It’s a catch-22 situation, we are looking for the team to grow and fulfil their individual potential but as a small company, we take great pride in everyone chipping in to the collective cause and sometimes this means working on tasks that may take us away from our personal ambitions, but have a company benefit. We apply this across the board, for example in my role as MD of the company, I might be strategically thinking about the business one day and the next I’m knee deep bug fixing our systems. This flexibility in roles is a consistent theme in smaller companies and start-ups.
The concern for many small companies is how the ethos of ‘everyone mucking in’ jars with the some of the best business case studies we hear about regarding developing people. One of which is Google’s “20% policy”. Empowering employees to manage their own time and deliver amazing things outside of the core focus of the company is an excellent idea. However, when a company must focus on getting their main job done, often this can seem like an extravagance which only companies big enough, or cash rich enough, (or both in the case of Google!) can afford.
However, for smaller companies, this type of investment in personal development requires a leap of faith. If the culture is right, the employees are emotionally invested in the company and foresee an environment where they can grow, develop and be part of something, then it is certainly a decision that will pay off. Moreover, encouragement and active engagement by the company for the team to be developing new ideas and concepts away from the core strategy will only bring the individual team members closer to the company.
It will strengthen bonds and ensure they continue to deliver the required results without losing the ‘one for all’ culture, so I think it is a really worthwhile leap to make. Job satisfaction, sense of purpose and ownership is something every company should be striving to achieve for their employees and the best way to foster this environment is to allow employees that total ownership.
In order to attract the best talent, small companies have to compete with the larger players in the employment marketplace in areas which can’t compare to the standard benefit of pay. The traditional view, and in my opinion one that is reinforced by reality, is that opportunities to broaden an individual’s skillset is something that small companies should always offer.

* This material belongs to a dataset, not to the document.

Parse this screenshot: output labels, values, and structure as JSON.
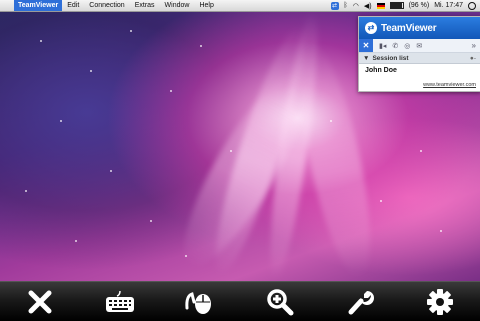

It is the reason that the 20% policy of Google gained so much attention as it was a clear demonstration that a huge company was trying to keep the ethos of the small company and take that competitive advantage (in terms of recruitment) away.
Any small company will face many twists and turns on their journey to their vision, but this vision will be driven by the team, and their experiences and it is why the encouragement, even the necessity, for the employees to be given time to develop themselves personally is one that will reap rewards for any business in the long run.
Nick Gold is the managing director of Speakers Corner.